## DATA:
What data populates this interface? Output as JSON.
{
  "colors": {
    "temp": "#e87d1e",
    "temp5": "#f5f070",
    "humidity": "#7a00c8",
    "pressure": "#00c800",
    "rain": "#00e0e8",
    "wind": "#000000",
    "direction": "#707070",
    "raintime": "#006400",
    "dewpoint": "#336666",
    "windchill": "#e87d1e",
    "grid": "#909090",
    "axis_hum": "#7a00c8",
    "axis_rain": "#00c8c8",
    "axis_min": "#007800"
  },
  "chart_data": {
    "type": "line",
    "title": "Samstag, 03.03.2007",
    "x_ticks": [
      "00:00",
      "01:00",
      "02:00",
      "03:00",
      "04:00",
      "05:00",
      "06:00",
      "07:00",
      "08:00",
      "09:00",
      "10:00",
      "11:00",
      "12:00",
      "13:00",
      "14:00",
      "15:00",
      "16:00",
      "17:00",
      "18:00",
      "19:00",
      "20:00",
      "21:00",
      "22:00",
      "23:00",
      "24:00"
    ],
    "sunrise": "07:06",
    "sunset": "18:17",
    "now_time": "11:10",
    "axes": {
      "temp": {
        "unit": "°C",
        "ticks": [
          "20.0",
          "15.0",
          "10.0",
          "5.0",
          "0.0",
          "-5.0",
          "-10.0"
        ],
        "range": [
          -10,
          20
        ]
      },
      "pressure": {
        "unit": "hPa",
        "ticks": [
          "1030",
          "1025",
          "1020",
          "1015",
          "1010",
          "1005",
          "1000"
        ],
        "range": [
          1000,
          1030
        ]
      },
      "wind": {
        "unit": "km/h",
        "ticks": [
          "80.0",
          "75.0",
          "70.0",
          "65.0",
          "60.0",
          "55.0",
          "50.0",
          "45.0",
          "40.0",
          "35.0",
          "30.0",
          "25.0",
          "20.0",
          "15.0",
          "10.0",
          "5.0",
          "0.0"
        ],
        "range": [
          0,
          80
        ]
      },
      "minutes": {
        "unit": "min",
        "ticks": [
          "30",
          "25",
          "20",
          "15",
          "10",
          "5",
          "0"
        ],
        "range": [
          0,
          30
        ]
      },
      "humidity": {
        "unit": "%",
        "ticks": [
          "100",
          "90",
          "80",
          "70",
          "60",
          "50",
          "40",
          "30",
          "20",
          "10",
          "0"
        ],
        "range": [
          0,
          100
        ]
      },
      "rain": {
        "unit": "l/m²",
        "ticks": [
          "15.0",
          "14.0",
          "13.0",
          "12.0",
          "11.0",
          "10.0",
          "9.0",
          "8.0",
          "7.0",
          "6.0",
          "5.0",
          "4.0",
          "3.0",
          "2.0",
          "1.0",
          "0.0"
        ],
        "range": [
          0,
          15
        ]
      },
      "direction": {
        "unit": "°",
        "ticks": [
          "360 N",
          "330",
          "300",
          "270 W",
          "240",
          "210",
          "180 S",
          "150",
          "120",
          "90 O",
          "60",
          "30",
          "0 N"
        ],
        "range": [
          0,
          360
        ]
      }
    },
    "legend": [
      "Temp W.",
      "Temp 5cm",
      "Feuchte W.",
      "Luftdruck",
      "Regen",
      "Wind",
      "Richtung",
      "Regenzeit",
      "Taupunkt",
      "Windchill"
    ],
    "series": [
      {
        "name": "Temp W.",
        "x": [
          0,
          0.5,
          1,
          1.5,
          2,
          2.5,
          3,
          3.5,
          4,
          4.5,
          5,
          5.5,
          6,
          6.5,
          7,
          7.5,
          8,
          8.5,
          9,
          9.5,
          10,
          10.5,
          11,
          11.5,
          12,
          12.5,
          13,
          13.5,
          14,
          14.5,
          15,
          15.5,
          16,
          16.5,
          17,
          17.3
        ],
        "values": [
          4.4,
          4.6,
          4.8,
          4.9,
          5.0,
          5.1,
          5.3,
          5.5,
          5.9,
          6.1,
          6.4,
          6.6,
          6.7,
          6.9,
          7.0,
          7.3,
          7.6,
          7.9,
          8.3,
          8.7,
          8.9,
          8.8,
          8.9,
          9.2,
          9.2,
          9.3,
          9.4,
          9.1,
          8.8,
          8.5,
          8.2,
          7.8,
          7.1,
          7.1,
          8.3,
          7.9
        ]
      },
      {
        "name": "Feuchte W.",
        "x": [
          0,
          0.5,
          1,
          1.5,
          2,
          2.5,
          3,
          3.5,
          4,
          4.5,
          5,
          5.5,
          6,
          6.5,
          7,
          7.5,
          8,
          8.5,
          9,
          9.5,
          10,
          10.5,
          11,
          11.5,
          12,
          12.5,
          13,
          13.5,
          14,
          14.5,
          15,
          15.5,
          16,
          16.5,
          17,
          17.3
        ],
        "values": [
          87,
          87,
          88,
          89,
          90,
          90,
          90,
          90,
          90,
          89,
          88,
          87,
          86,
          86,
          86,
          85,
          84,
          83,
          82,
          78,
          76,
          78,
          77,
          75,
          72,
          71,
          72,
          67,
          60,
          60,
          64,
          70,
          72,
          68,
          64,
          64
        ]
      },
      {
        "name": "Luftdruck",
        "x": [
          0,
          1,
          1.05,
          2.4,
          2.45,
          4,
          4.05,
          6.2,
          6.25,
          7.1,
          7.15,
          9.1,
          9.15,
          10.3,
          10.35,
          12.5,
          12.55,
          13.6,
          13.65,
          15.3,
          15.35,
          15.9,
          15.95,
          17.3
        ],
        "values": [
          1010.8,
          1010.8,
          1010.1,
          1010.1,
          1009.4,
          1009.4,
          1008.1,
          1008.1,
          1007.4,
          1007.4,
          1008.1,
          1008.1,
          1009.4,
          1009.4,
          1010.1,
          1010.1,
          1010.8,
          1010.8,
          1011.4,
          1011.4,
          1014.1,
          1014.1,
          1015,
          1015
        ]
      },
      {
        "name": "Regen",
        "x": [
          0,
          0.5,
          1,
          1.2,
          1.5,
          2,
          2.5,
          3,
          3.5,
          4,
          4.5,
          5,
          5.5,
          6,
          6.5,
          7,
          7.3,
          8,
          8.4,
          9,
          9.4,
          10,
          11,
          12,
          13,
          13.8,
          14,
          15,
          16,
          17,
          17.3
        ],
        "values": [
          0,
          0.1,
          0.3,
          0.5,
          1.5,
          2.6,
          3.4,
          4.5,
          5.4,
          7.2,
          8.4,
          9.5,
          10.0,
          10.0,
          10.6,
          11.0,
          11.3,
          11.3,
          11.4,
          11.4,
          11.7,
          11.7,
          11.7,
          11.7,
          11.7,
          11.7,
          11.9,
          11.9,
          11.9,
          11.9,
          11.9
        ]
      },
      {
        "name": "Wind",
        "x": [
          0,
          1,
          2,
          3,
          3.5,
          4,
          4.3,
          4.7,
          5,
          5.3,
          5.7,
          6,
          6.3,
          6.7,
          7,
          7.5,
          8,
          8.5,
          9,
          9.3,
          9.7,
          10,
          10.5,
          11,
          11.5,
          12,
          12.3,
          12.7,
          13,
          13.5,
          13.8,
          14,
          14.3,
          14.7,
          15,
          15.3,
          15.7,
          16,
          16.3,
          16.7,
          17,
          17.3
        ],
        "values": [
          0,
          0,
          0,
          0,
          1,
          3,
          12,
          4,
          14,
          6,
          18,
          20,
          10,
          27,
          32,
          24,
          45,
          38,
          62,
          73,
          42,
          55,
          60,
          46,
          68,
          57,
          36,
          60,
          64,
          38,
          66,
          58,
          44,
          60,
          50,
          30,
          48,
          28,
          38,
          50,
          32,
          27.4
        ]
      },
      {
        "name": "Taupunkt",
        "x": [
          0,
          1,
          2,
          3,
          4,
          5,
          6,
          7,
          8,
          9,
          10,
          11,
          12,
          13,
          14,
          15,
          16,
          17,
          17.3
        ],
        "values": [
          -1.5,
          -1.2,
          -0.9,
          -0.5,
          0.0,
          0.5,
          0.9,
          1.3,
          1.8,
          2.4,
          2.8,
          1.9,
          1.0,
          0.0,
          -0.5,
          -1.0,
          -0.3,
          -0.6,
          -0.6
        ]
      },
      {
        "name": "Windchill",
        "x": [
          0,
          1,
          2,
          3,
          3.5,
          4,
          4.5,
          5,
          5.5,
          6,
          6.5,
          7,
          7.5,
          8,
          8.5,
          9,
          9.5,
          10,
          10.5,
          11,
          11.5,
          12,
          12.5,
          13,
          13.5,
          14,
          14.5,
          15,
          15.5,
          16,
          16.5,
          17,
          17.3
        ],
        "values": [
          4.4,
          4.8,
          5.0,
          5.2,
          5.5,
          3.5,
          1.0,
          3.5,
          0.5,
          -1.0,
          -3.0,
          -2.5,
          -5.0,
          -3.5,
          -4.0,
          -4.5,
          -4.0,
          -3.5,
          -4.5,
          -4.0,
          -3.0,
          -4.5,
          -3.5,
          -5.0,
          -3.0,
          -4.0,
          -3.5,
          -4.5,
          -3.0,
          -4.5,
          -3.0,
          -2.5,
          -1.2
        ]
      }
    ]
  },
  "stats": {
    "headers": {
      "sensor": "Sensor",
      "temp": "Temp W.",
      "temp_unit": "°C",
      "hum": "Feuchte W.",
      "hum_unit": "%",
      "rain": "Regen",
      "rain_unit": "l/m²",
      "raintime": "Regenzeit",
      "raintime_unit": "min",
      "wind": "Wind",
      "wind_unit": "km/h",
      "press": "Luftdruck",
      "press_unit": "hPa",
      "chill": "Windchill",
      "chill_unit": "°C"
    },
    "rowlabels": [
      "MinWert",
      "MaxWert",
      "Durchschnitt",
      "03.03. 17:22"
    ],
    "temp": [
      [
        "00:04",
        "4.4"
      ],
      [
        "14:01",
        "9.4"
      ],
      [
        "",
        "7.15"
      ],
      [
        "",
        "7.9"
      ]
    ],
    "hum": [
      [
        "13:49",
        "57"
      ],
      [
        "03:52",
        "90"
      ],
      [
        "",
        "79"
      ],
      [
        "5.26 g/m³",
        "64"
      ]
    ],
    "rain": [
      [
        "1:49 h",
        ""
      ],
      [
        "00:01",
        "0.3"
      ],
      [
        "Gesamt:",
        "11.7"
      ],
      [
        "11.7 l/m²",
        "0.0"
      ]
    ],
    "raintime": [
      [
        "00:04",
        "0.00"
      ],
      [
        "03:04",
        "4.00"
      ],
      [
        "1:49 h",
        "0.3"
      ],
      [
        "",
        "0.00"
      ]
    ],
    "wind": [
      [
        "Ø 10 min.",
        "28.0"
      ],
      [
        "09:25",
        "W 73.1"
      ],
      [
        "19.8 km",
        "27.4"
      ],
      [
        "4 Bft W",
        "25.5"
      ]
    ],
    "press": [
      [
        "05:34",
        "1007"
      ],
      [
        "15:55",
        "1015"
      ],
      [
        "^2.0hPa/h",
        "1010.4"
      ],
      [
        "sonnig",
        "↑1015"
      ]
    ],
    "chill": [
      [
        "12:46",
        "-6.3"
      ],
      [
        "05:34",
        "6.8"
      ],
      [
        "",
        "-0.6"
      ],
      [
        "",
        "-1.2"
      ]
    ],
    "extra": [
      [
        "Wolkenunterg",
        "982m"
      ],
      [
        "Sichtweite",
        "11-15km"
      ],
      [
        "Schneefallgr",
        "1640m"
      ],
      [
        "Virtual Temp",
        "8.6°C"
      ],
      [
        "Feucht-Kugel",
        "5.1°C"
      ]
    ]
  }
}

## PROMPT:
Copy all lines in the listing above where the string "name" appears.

## ANSWER:
        "name": "Temp W.",
        "name": "Feuchte W.",
        "name": "Luftdruck",
        "name": "Regen",
        "name": "Wind",
        "name": "Taupunkt",
        "name": "Windchill",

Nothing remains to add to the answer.